Legal Environment(0 = best, 30 = worst)
Political Environment(0 = best, 40 = worst)
Economic Environment(0 = best, 30 = worst)
The constitution of Belize protects the right to freedom of expression, although there are several legal limitations to that right. The government may fine up to US$2,500 and imprison for up to three years anyone who questions the financial disclosures of public officials. Newspapers are subject to libel laws, and the Belize Broadcasting Authority holds the right to preview broadcasts with political content and remove material it deems libelous. Some isolated attacks against journalists were reported during the year. Local paper Amandala reported that in September, two homemade bombs were found in the car of Evan “Mose” Hyde, host of the popular Krem Radio program Wake Up, Belize. Upon investigation, authorities indicated that an attempt was made to ignite one of the explosive devices. In October, local Krem TV and Radio co-host Rufus X, of the politically charged Kremandala Show, was attacked by an unknown assailant with a metal rod, breaking his arm in two places. The journalist claimed the attack was in response to his expression of political views on the airwaves.

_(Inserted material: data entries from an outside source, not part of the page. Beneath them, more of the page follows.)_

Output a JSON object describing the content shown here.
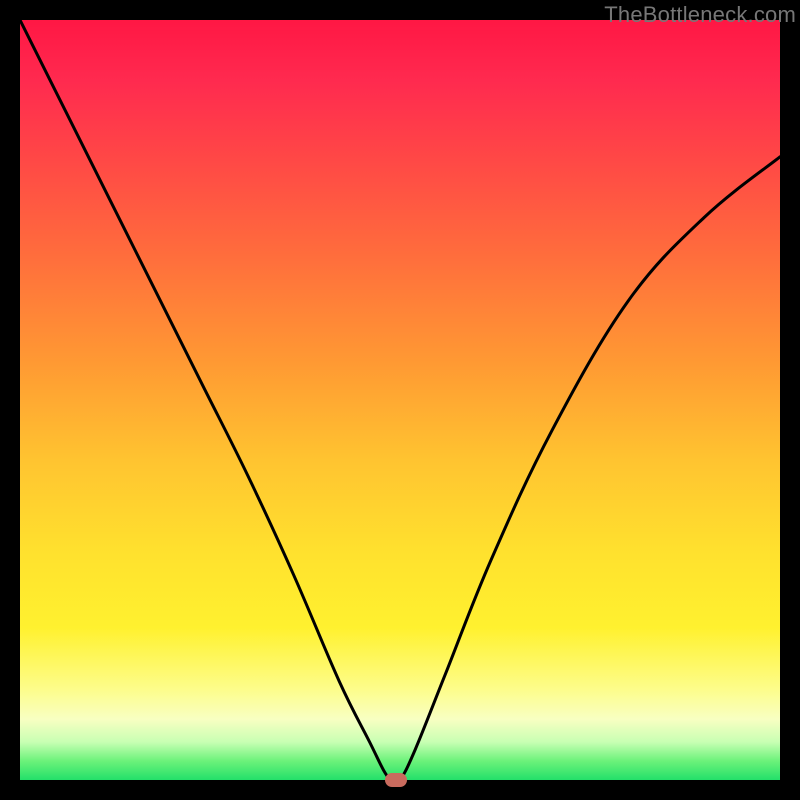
{
  "watermark": "TheBottleneck.com",
  "colors": {
    "frame": "#000000",
    "gradient_top": "#ff1744",
    "gradient_mid": "#ffe12e",
    "gradient_bottom": "#23e06a",
    "curve_stroke": "#000000",
    "marker_fill": "#c96b5e"
  },
  "chart_data": {
    "type": "line",
    "title": "",
    "xlabel": "",
    "ylabel": "",
    "xlim": [
      0,
      100
    ],
    "ylim": [
      0,
      100
    ],
    "grid": false,
    "legend": false,
    "series": [
      {
        "name": "bottleneck-curve",
        "x": [
          0,
          6,
          12,
          18,
          24,
          30,
          36,
          42,
          46,
          48,
          49,
          50,
          52,
          56,
          62,
          70,
          80,
          90,
          100
        ],
        "values": [
          100,
          88,
          76,
          64,
          52,
          40,
          27,
          13,
          5,
          1,
          0,
          0,
          4,
          14,
          29,
          46,
          63,
          74,
          82
        ]
      }
    ],
    "annotations": [
      {
        "name": "minimum-marker",
        "x": 49.5,
        "y": 0
      }
    ]
  }
}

While there are no daily newspapers in Belize, there is a vibrant market for weeklies. Papers are privately owned, with two weeklies directly affiliated with political parties. In general, reporting covers a wide range of opinions. Government-operated radio was privatized in 1998, and today there are 8 television stations and 33 licensed radio stations. The People’s United Party and the United Democratic Party both have radio stations with which they are affiliated. While the government does not restrict internet access or use, lack of infrastructure and high costs limited usage to just over 12 percent of the population in 2007.